Urania sloanus, an extinct Jamaican moth, is often regarded as one of the most beautiful of all moths.
Today's species honours the birthdays of the two legendary Jamaican naturalists:
A nineteenth century painting of Urania sloanus by Kirby, 1879.
Pieter Cramer first described Urania sloanus and named it in honour of Hans Sloane. Philip Henry Gosse described the life history of Urania sloanus in vivid detail in the 1850's to 1880's.
The first illustration of Urania sloanus was probably by Hans Sloane in the second edition of Natural History of Jamaica, in 1725 (Sloane, 1725: plates 11 and 12), 54 years before its original description.
Urania sloanus became extinct within 170 years of its discovery. The causes of the extinction are a mystery but may have been due to loss of the host plant, Omphalea.
Read more about the form, structure and appearance of Urania sloanus at the various stages of its lifecycle.

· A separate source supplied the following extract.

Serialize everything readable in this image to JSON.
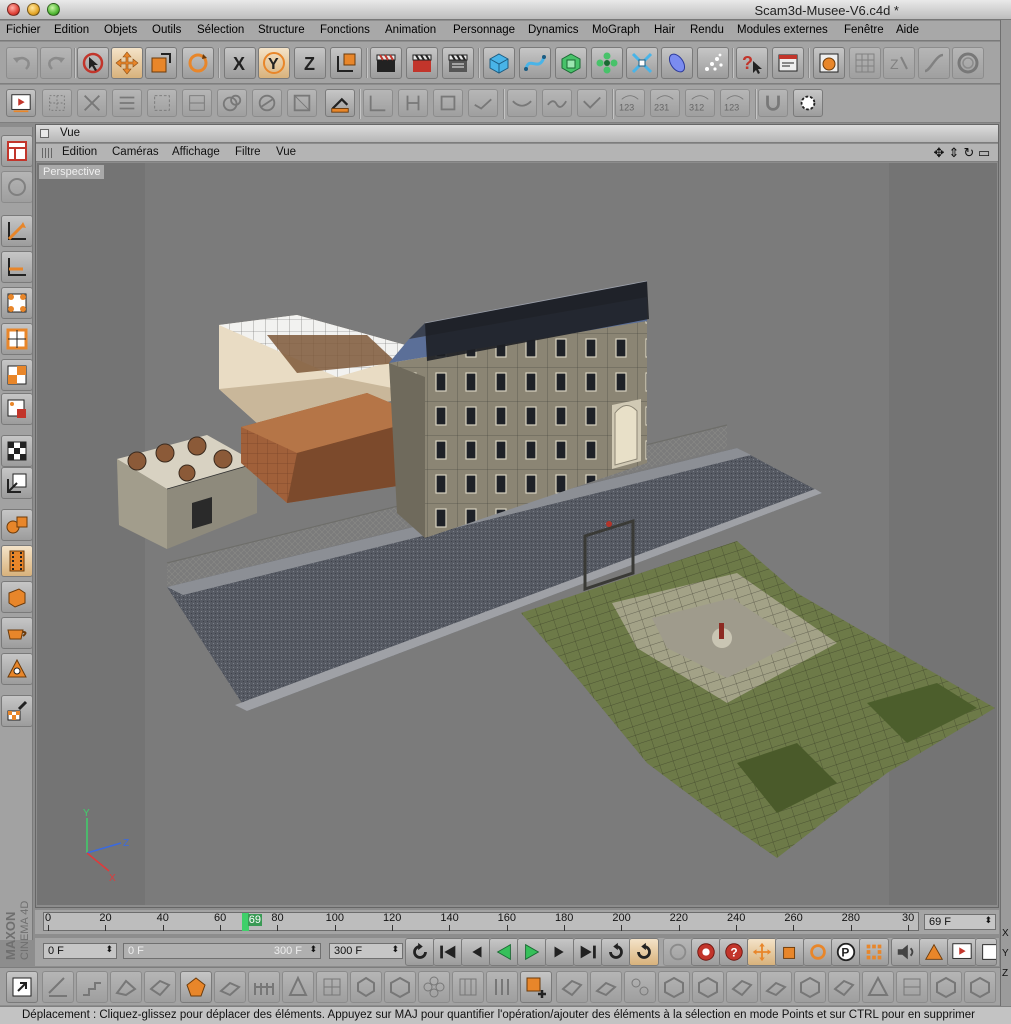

Discover the types of habitat within Jamaica that Urania sloanus lived in and details of observations of populations
Urania sloanus was a herbivore of Omphalea triandra. Find out more about how the host plant of U. sloanus was discovered.
Despite the moth being widely regarded as extinct, it is still undetermined how much of the hostplant Omphalea remains. Find out what probably led to the disappearance of this species.
Learn about the size, lifecycle and predicted life expectancy of Urania sloanus.
Get reference material for Urania sloanus.
Distribution of Urania sloanus in Jamacia during the time of Gosse. © D Lees
Urania sloanus an extinct Jamaican moth named in honour of Hans Sloane.© Roberto Vinceguerra.
Urania sloanus wing pattern consists of metallic green blue and orange stripes on a velvet black background.© Roberto Vinciguerra
Urania sloanus wing pattern consists of metallic green blue and orange stripes on a velvet black background© Roberto Vinciguerra
Omphalea triandra host plant of Urania sloanus still found in Jamaica today.© Atsushi Kawakita
Illustration of Urania sloanus© Seitz 1925